• _To do_: Set the listing down unchanged, minus every embedded image.

• _Dataset records_:
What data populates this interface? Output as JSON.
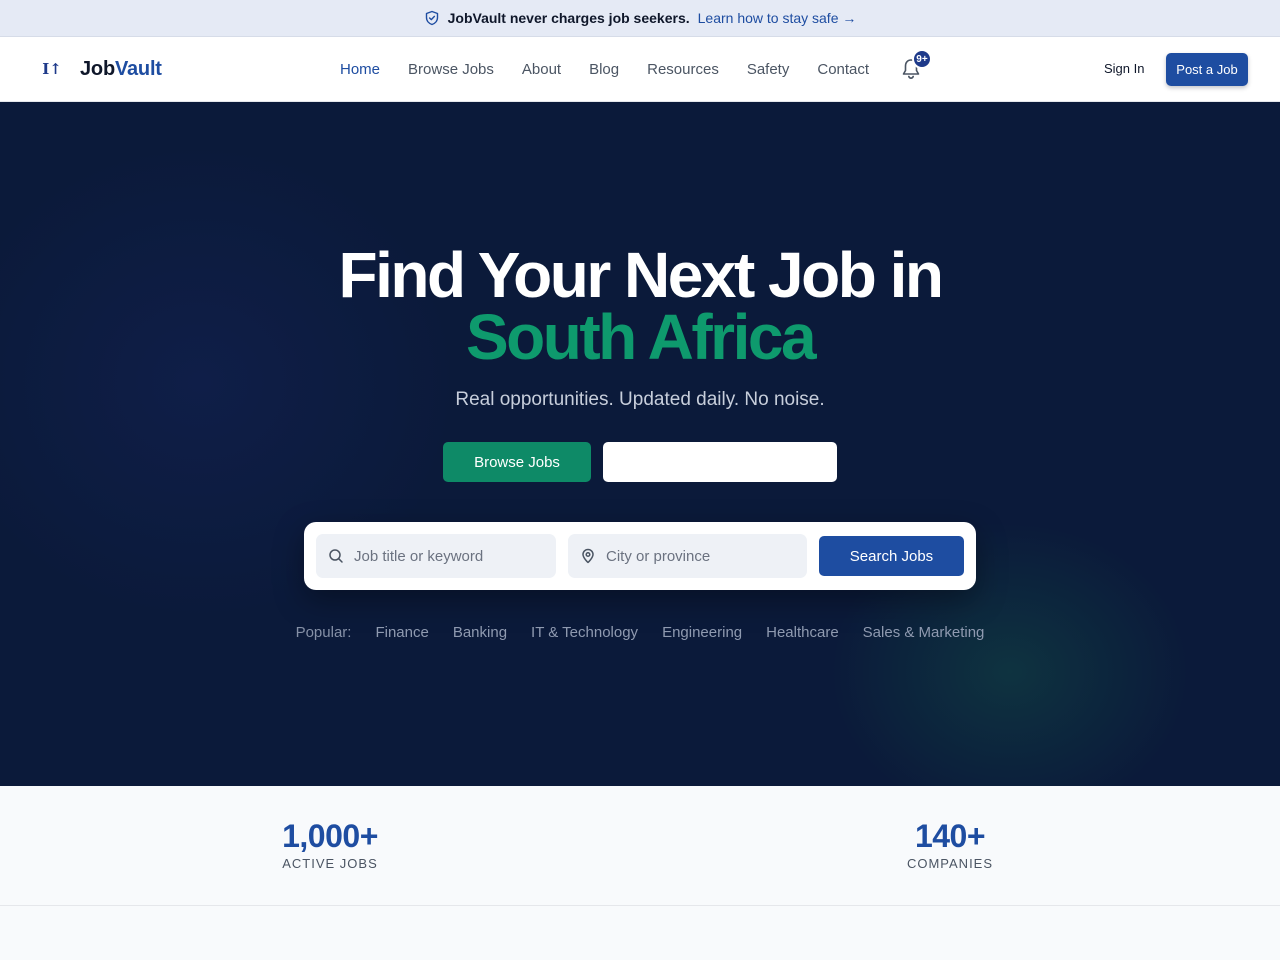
{
  "announcement": {
    "icon": "shield-check-icon",
    "message": "JobVault never charges job seekers.",
    "link": "Learn how to stay safe →"
  },
  "nav": {
    "logo_mark": "Ⅰ↑",
    "brand_first": "Job",
    "brand_second": "Vault",
    "items": [
      {
        "label": "Home",
        "active": true
      },
      {
        "label": "Browse Jobs",
        "active": false
      },
      {
        "label": "About",
        "active": false
      },
      {
        "label": "Blog",
        "active": false
      },
      {
        "label": "Resources",
        "active": false
      },
      {
        "label": "Safety",
        "active": false
      },
      {
        "label": "Contact",
        "active": false
      }
    ],
    "notification_badge": "9+",
    "sign_in": "Sign In",
    "post_job": "Post a Job"
  },
  "hero": {
    "title_line1": "Find Your Next Job in",
    "title_line2": "South Africa",
    "subtitle": "Real opportunities. Updated daily. No noise.",
    "browse_button": "Browse Jobs",
    "search": {
      "keyword_placeholder": "Job title or keyword",
      "location_placeholder": "City or province",
      "button": "Search Jobs"
    },
    "popular_label": "Popular:",
    "popular_tags": [
      "Finance",
      "Banking",
      "IT & Technology",
      "Engineering",
      "Healthcare",
      "Sales & Marketing"
    ]
  },
  "stats": [
    {
      "value": "1,000+",
      "label": "ACTIVE JOBS"
    },
    {
      "value": "140+",
      "label": "COMPANIES"
    }
  ],
  "colors": {
    "brand_blue": "#1e4da1",
    "accent_green": "#0e9a6d",
    "hero_bg": "#0b1a3a"
  }
}
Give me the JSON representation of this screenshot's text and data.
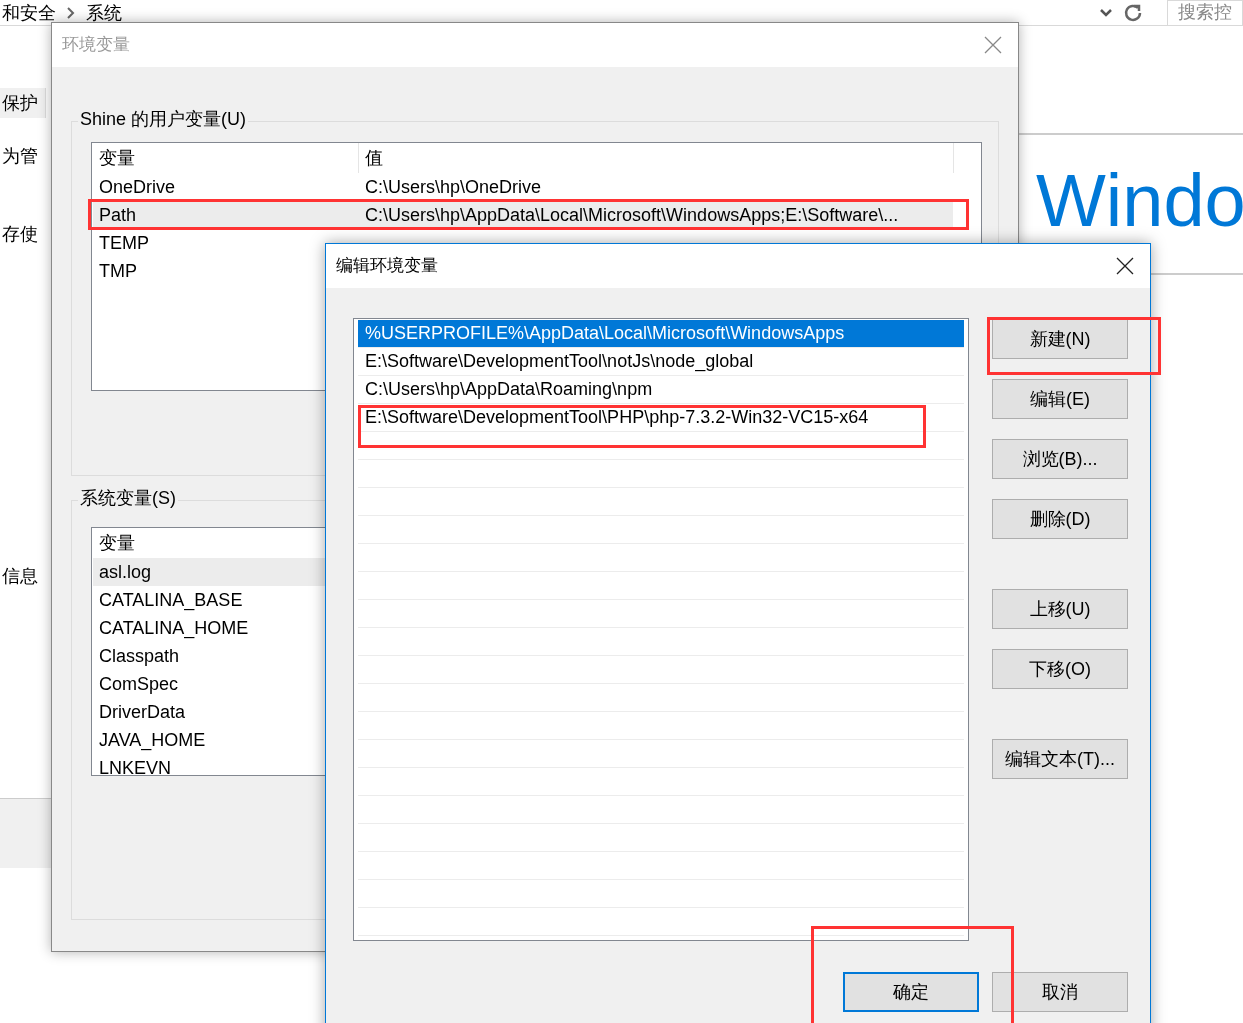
{
  "background": {
    "breadcrumb": [
      "和安全",
      "系统"
    ],
    "search": {
      "placeholder": "搜索控"
    },
    "sidebar_fragments": [
      "保护",
      "为管",
      "存使",
      "信息"
    ],
    "heading": "Windo"
  },
  "env_dialog": {
    "title": "环境变量",
    "user_group": "Shine 的用户变量(U)",
    "user_columns": [
      "变量",
      "值"
    ],
    "user_rows": [
      {
        "name": "OneDrive",
        "value": "C:\\Users\\hp\\OneDrive",
        "selected": false
      },
      {
        "name": "Path",
        "value": "C:\\Users\\hp\\AppData\\Local\\Microsoft\\WindowsApps;E:\\Software\\...",
        "selected": true
      },
      {
        "name": "TEMP",
        "selected": false
      },
      {
        "name": "TMP",
        "selected": false
      }
    ],
    "system_group": "系统变量(S)",
    "system_columns": [
      "变量"
    ],
    "system_rows": [
      {
        "name": "asl.log",
        "selected": true
      },
      {
        "name": "CATALINA_BASE",
        "selected": false
      },
      {
        "name": "CATALINA_HOME",
        "selected": false
      },
      {
        "name": "Classpath",
        "selected": false
      },
      {
        "name": "ComSpec",
        "selected": false
      },
      {
        "name": "DriverData",
        "selected": false
      },
      {
        "name": "JAVA_HOME",
        "selected": false
      },
      {
        "name": "LNKEVN",
        "selected": false
      }
    ]
  },
  "edit_dialog": {
    "title": "编辑环境变量",
    "entries": [
      {
        "text": "%USERPROFILE%\\AppData\\Local\\Microsoft\\WindowsApps",
        "selected": true
      },
      {
        "text": "E:\\Software\\DevelopmentTool\\notJs\\node_global",
        "selected": false
      },
      {
        "text": "C:\\Users\\hp\\AppData\\Roaming\\npm",
        "selected": false
      },
      {
        "text": "E:\\Software\\DevelopmentTool\\PHP\\php-7.3.2-Win32-VC15-x64",
        "selected": false
      }
    ],
    "side_button_groups": [
      [
        "新建(N)",
        "编辑(E)",
        "浏览(B)...",
        "删除(D)"
      ],
      [
        "上移(U)",
        "下移(O)"
      ],
      [
        "编辑文本(T)..."
      ]
    ],
    "footer_buttons": [
      {
        "label": "确定",
        "default": true
      },
      {
        "label": "取消",
        "default": false
      }
    ]
  }
}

• _Written response_:
What data populates this interface? Output as JSON.
{
  "announcement": {
    "icon": "shield-check-icon",
    "message": "JobVault never charges job seekers.",
    "link": "Learn how to stay safe →"
  },
  "nav": {
    "logo_mark": "Ⅰ↑",
    "brand_first": "Job",
    "brand_second": "Vault",
    "items": [
      {
        "label": "Home",
        "active": true
      },
      {
        "label": "Browse Jobs",
        "active": false
      },
      {
        "label": "About",
        "active": false
      },
      {
        "label": "Blog",
        "active": false
      },
      {
        "label": "Resources",
        "active": false
      },
      {
        "label": "Safety",
        "active": false
      },
      {
        "label": "Contact",
        "active": false
      }
    ],
    "notification_badge": "9+",
    "sign_in": "Sign In",
    "post_job": "Post a Job"
  },
  "hero": {
    "title_line1": "Find Your Next Job in",
    "title_line2": "South Africa",
    "subtitle": "Real opportunities. Updated daily. No noise.",
    "browse_button": "Browse Jobs",
    "search": {
      "keyword_placeholder": "Job title or keyword",
      "location_placeholder": "City or province",
      "button": "Search Jobs"
    },
    "popular_label": "Popular:",
    "popular_tags": [
      "Finance",
      "Banking",
      "IT & Technology",
      "Engineering",
      "Healthcare",
      "Sales & Marketing"
    ]
  },
  "stats": [
    {
      "value": "1,000+",
      "label": "ACTIVE JOBS"
    },
    {
      "value": "140+",
      "label": "COMPANIES"
    }
  ],
  "colors": {
    "brand_blue": "#1e4da1",
    "accent_green": "#0e9a6d",
    "hero_bg": "#0b1a3a"
  }
}
Give me the JSON representation of this screenshot's text and data.
{
  "background": {
    "breadcrumb": [
      "和安全",
      "系统"
    ],
    "search": {
      "placeholder": "搜索控"
    },
    "sidebar_fragments": [
      "保护",
      "为管",
      "存使",
      "信息"
    ],
    "heading": "Windo"
  },
  "env_dialog": {
    "title": "环境变量",
    "user_group": "Shine 的用户变量(U)",
    "user_columns": [
      "变量",
      "值"
    ],
    "user_rows": [
      {
        "name": "OneDrive",
        "value": "C:\\Users\\hp\\OneDrive",
        "selected": false
      },
      {
        "name": "Path",
        "value": "C:\\Users\\hp\\AppData\\Local\\Microsoft\\WindowsApps;E:\\Software\\...",
        "selected": true
      },
      {
        "name": "TEMP",
        "selected": false
      },
      {
        "name": "TMP",
        "selected": false
      }
    ],
    "system_group": "系统变量(S)",
    "system_columns": [
      "变量"
    ],
    "system_rows": [
      {
        "name": "asl.log",
        "selected": true
      },
      {
        "name": "CATALINA_BASE",
        "selected": false
      },
      {
        "name": "CATALINA_HOME",
        "selected": false
      },
      {
        "name": "Classpath",
        "selected": false
      },
      {
        "name": "ComSpec",
        "selected": false
      },
      {
        "name": "DriverData",
        "selected": false
      },
      {
        "name": "JAVA_HOME",
        "selected": false
      },
      {
        "name": "LNKEVN",
        "selected": false
      }
    ]
  },
  "edit_dialog": {
    "title": "编辑环境变量",
    "entries": [
      {
        "text": "%USERPROFILE%\\AppData\\Local\\Microsoft\\WindowsApps",
        "selected": true
      },
      {
        "text": "E:\\Software\\DevelopmentTool\\notJs\\node_global",
        "selected": false
      },
      {
        "text": "C:\\Users\\hp\\AppData\\Roaming\\npm",
        "selected": false
      },
      {
        "text": "E:\\Software\\DevelopmentTool\\PHP\\php-7.3.2-Win32-VC15-x64",
        "selected": false
      }
    ],
    "side_button_groups": [
      [
        "新建(N)",
        "编辑(E)",
        "浏览(B)...",
        "删除(D)"
      ],
      [
        "上移(U)",
        "下移(O)"
      ],
      [
        "编辑文本(T)..."
      ]
    ],
    "footer_buttons": [
      {
        "label": "确定",
        "default": true
      },
      {
        "label": "取消",
        "default": false
      }
    ]
  }
}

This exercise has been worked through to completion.